I bought a Conrad Johnson D/A-2b Processor recently. I really love the sound. I was wondering if anybody had experience with this unit as I would like to possibly try some different tube combinations to tweak the sound. Once again, nothing wrong with the unit (I actually love the sound), but I am always looking to experiment. Any advice would be welcome. Thanks.
Perhaps this is a thread CJ wouldn't want bumped, but I just want the record to reflect that for me CJ and Ed have provided the products and services commensurate of their prices. I'm a fan. If a surge made it past my power conditioner and did permanent damage to my equipment I wouldn't hold it against the manufacturer.
The one and only time my ET3 did the xmas tree thing that Bogeybuster49 described was before I solved my static issue. When I tried discharging against the surface of the DAC my ET3 lit up and stopped responding. Pulling the power plug reset the ET3.
My home has admittedly BAD wiring (open grounds in every outlet, exposed romex runs that would never pass inspection, etc). I also have wall2wall carpeting in my audio loft. The static shock issues I had here were comical. Every combination of people, cats, and metal were zapping each other. And often you could zap 2 or 3 times in succession. I even got small zaps from glass and wood.

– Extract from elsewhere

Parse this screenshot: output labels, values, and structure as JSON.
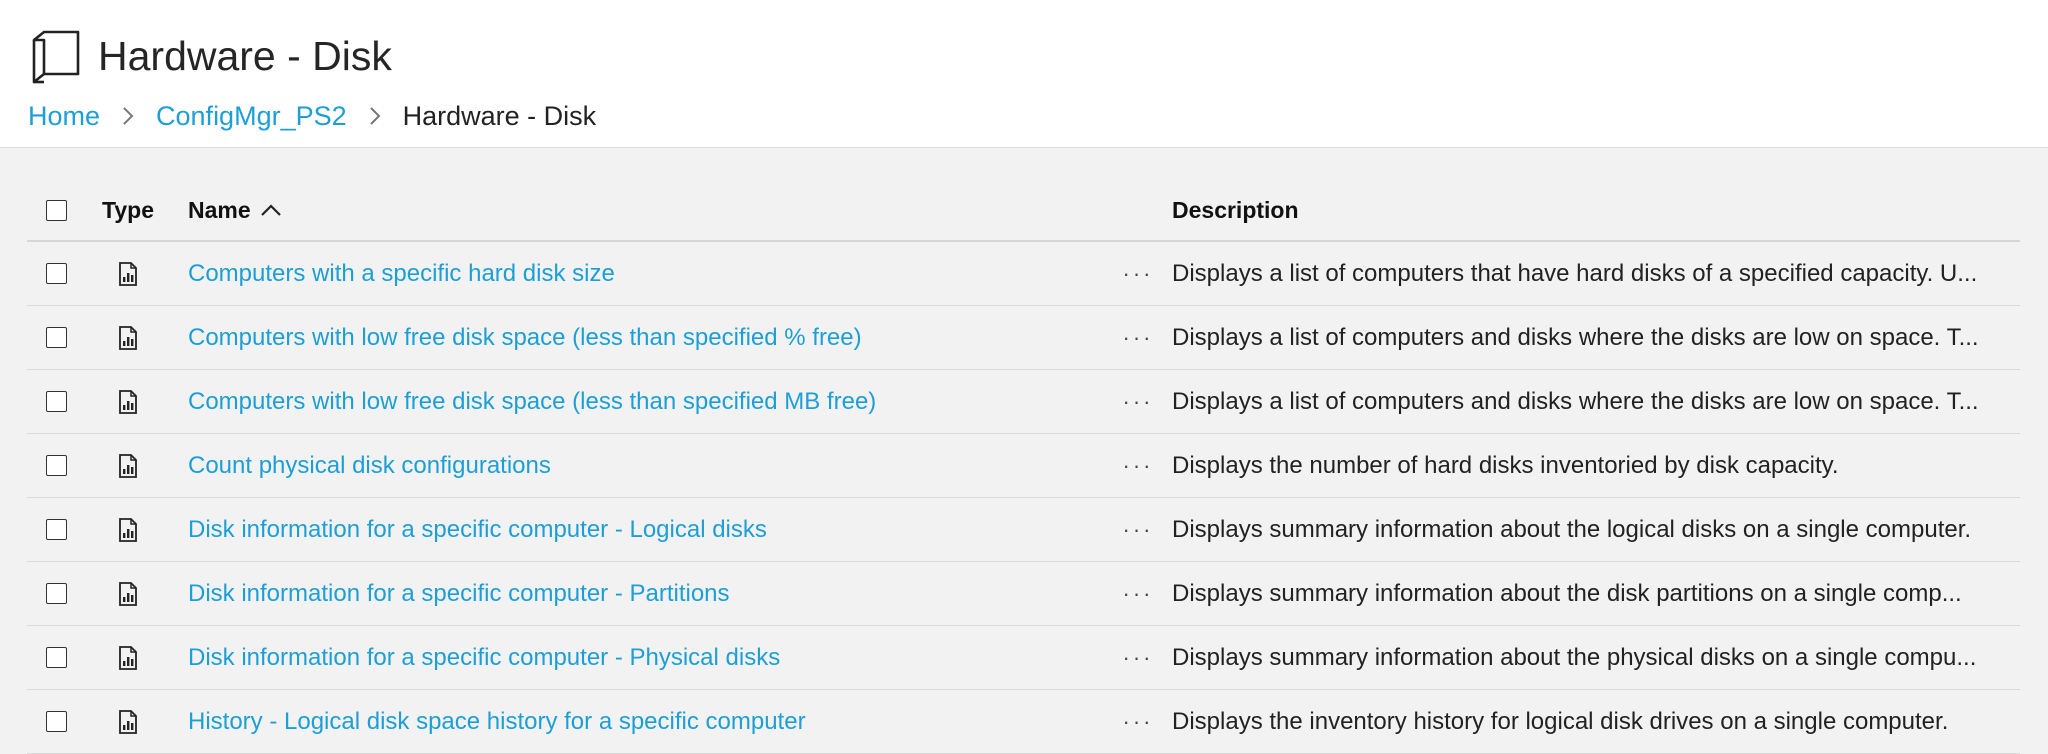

I didn't have anything to discharge against before touching my stereo so I would opt to touch something that was turned off, yet it made no difference. Every time I zapped my stereo my DAC would momentarily drop it's S/PDIF connection. Basically anything I touched (on or off) that ultimately plugged into [what I'd later determine to be] this one offending outlet would interrupt my music. I tried wiring a metal table to the baseboard heater for discharging, and even though I'd get a zap out of it, my stereo would zap me all the same. I then discovered if I discharged against the amp (which I had on a dedicated air conditioner line) this zap wouldn't reach my DAC, which was good. On a hunch I decided to move my electronics (and the Tripplite power conditioner they plug into) to a different outlet on the other side of the floor using an extension cord (though leaving the amp on the AC line). That eliminated my static issue all together.

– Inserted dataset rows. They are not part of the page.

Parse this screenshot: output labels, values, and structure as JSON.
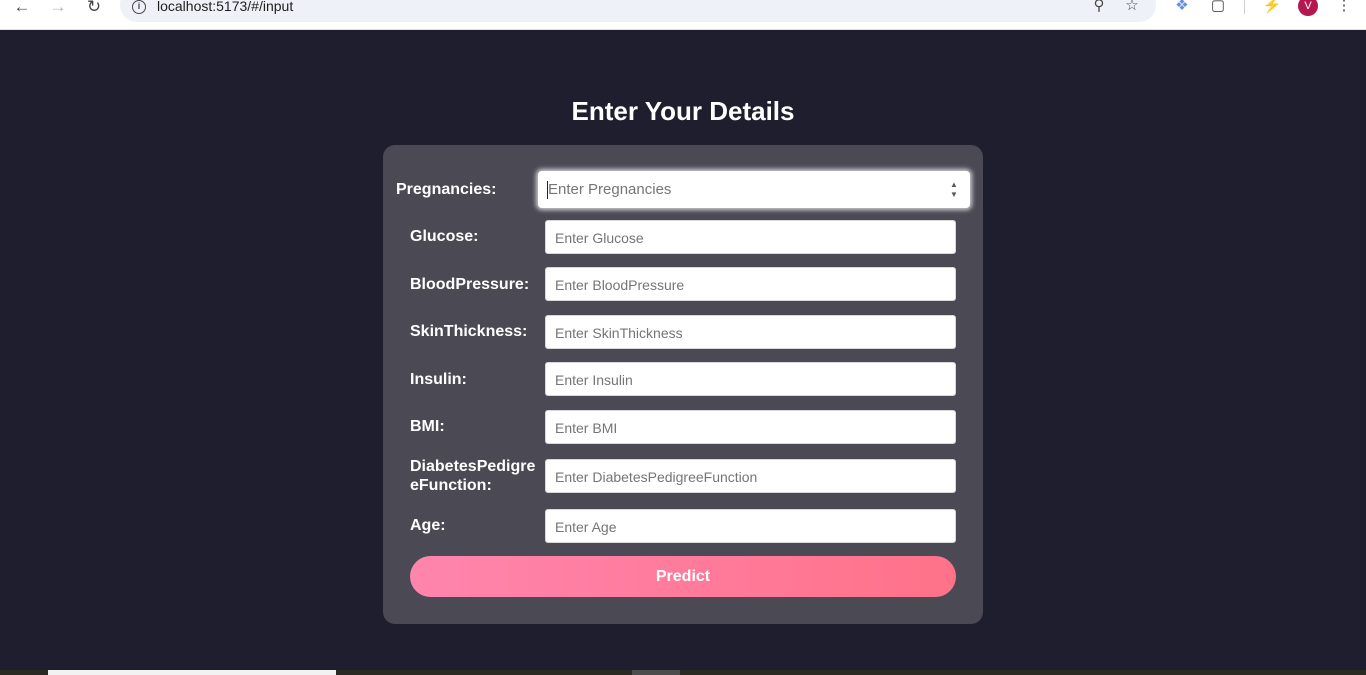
{
  "browser": {
    "url": "localhost:5173/#/input",
    "avatar_letter": "V",
    "icons": [
      "back-arrow-icon",
      "forward-arrow-icon",
      "reload-icon",
      "info-icon",
      "zoom-icon",
      "star-icon",
      "extension-icon",
      "puzzle-icon",
      "performance-icon",
      "menu-dots-icon"
    ]
  },
  "page": {
    "title": "Enter Your Details"
  },
  "form": {
    "fields": [
      {
        "label": "Pregnancies:",
        "placeholder": "Enter Pregnancies"
      },
      {
        "label": "Glucose:",
        "placeholder": "Enter Glucose"
      },
      {
        "label": "BloodPressure:",
        "placeholder": "Enter BloodPressure"
      },
      {
        "label": "SkinThickness:",
        "placeholder": "Enter SkinThickness"
      },
      {
        "label": "Insulin:",
        "placeholder": "Enter Insulin"
      },
      {
        "label": "BMI:",
        "placeholder": "Enter BMI"
      },
      {
        "label": "DiabetesPedigre eFunction:",
        "placeholder": "Enter DiabetesPedigreeFunction"
      },
      {
        "label": "Age:",
        "placeholder": "Enter Age"
      }
    ],
    "submit_label": "Predict"
  },
  "colors": {
    "page_bg": "#1f1e2e",
    "card_bg": "#4a4954",
    "button_gradient_start": "#ff85ad",
    "button_gradient_end": "#ff7288"
  }
}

I live north of Boston, and I noticed that static has significantly lessened in my room over the past month or so. The air dryness in the winter time generates a significant amount of static and I find that I have to discharge myself on my power conditioner housing if I don't want to cause a "zap" every time I adjust the volume on my Conrad Johnson PV12. Now that the temperature is warmer I have not had to many of those, although I still go through the extra step of discharging any possible electric charge prior to touching my components.